Topdog/Underdog At The Taper

REVIEW by Willard Manus

LOS ANGELES -- TOPDOG/UNDERDOG is a tragicomedy that mixes satire, pungent language and in-your-face drama to tell the story of two impoverished African-American brothers, Booth (Larry Gilliard, Jr.) and Lincoln (Harold Perrineau), who are struggling to get out from under the weight of history. Written by Suzan-Lori Parks, the play has been successful in New York and regionally, winning the 2003 Pulitzer Prize.

Parks uses the metaphor of three-card monte, the street card game, to epitomize the brothers' struggle for survival. Lincoln was a past master at the scam, capable of fleecing the suckers of nearly a thousand bucks a day. But a violent incident (seeing an accomplice gunned down by an enraged victim) caused him to quit the game for a straight job--dressing up in whiteface as Abe Lincoln in a carnival shooting gallery. Booth, the younger brother, is a wanna-be hustler, surviving meanwhile as a petty thief.

The play takes place in a dingy one-room apartment where the brothers shuck and jive, trading insults and jokes as they vie for power over each other (and over their own frailties, some of which stem from their bleak, abandoned childhood). Violence is never very far from the surface, especially with characters named Booth and Lincoln (Parks toys with this obvious symbolism in many ironic ways).
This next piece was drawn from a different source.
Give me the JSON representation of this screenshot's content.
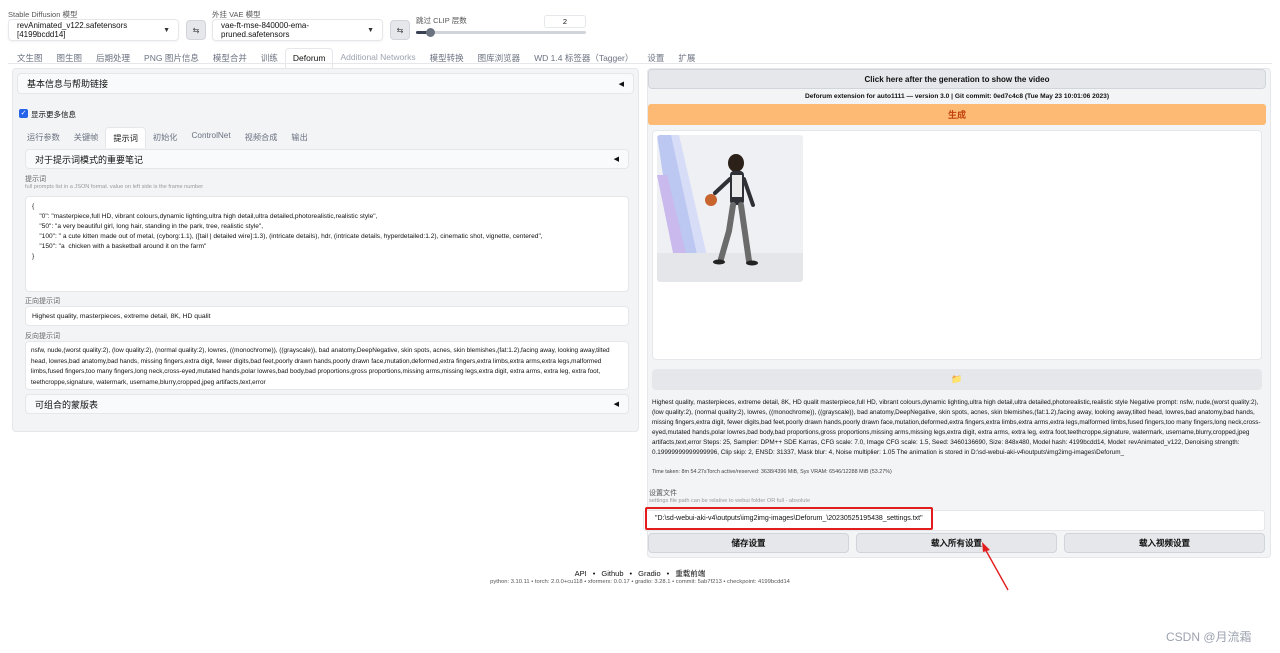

Director George C. Wolfe (who recently resigned as top dog at NYC's Public Theatre) has encouraged Gilliard and Perrineau to think of themselves as vaudeville--or even minstrel-show --performers. Their use of body language, voice inflection and comic patter is truly masterful. Their work combined with Parks' kinetic text makes for an astonishing evening. (Mark Taper Forum thru March 28), call (213) 628-2772 or visit